[AIM OF THE EXERCISE] Read through the listing below and return only the lines containing "인스타그램".

[RECORDS SUPPLIED]
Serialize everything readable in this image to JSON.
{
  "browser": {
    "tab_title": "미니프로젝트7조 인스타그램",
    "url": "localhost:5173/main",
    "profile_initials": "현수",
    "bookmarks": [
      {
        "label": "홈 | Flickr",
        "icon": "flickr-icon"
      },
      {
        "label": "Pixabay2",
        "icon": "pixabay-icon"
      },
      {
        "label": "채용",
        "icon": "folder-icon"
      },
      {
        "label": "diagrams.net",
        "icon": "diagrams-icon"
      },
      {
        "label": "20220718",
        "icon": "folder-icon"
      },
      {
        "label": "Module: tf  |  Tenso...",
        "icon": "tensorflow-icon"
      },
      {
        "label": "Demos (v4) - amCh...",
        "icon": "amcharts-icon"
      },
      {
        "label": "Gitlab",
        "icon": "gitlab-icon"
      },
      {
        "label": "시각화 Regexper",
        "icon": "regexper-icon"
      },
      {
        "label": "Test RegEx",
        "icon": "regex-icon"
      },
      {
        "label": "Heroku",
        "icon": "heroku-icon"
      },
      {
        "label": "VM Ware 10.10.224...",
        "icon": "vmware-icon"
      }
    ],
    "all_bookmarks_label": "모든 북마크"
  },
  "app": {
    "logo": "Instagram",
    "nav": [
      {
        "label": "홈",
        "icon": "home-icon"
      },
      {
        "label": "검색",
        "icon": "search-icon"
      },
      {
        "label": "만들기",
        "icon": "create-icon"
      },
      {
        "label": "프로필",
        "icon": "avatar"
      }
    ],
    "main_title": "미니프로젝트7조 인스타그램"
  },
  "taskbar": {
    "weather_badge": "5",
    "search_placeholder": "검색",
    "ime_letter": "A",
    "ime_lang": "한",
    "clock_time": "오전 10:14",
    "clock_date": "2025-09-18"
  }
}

[SOLUTION TO THIS EXERCISE]
    "tab_title": "미니프로젝트7조 인스타그램",
    "main_title": "미니프로젝트7조 인스타그램"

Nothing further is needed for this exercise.